Self-pity is a cruel companion. It comes after us all, attacking our weaknesses, and exploiting our insecurities. It tells us if we were somewhere else doing something else we’d be better off. It tells us if our outside situation was different we would be different. But self-pity is an interior battle that has nothing to do with outside forces. Sure, some situations may exasperate it, but we are more often victims of our own thoughts than we are our situations.
It’s a dangerous safety net that we believe we can fall back on when things begin to turn for the worse. We fall into a victim mindset that is unrelenting and unproductive. It tells us that it’s not our fault. It tells us that we’re just victims of a situation. We fall into the downward spiral of negativity and complaints. As we get deeper and deeper into ourselves we lose sight of the way out. It becomes all-consuming. We become slaves to ourselves.
From the outside looking in it seems pathetic. Nobody likes a victim wallowing in self-pity, blaming everyone but themselves for their problems. But I’d argue to say that we’ve all been there, held captive by a situation that seemed out of our control, forgetting that we can control ourselves, that we can change our mindset. These situations overwhelm us and lead to a sense of feeling stuck. If only we understood that we’re not stuck.
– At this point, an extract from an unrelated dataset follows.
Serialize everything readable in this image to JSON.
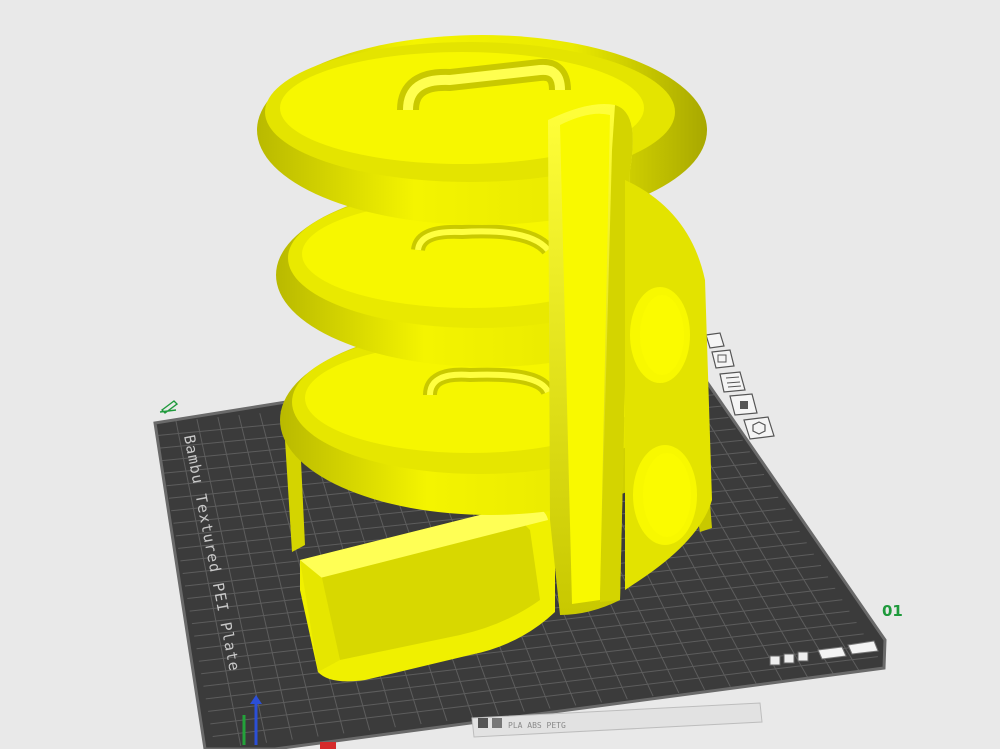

For those of you who’ve seen Bridesmaids, it’s hilarious and completely inappropriate, but the character Annie is a prime example of a person consumed by self-pity. At the end of the movie Megan jumps on top of Annie and tells her to “fight for her sh*tty life” (excuse the language.) This scene is strangely powerful because it’s SO true.
Sometimes we need an overweight lady to jump on top of us and start smacking us around telling us to fight. (This post is your overweight lady, if that’s what you need.) Sometimes we need someone to pull us out of the giant hole that is self-pity and remind us that we aren’t victims. Sometimes, you need to pull yourself out.
We are constantly being called to be better. This call is often presented in the form of struggle and difficulty. The struggles we face are a way of becoming who we need to be. Self-pity is a road block on this path. As Megan said in Bridesmaids, ”You’re your own problem Annie, but you’re also your solution.”
Self-pity and the victim mentality are debilitating. Be a fighter, a go getter, a warrior, not a passive survivor.
Read, read, read – get inspired
Pray- Lord, change my heart and mindset.
Workout- feel good about yourself
Pray- Lord, thy will be done.
Invest in your hobbies- have fun
Pray- Lord, show me the way.
Take one step at a time. It’s an uphill battle when you’ve been consumed for so long, but you’re not stuck. You can set yourself free.
You are entirely up to you.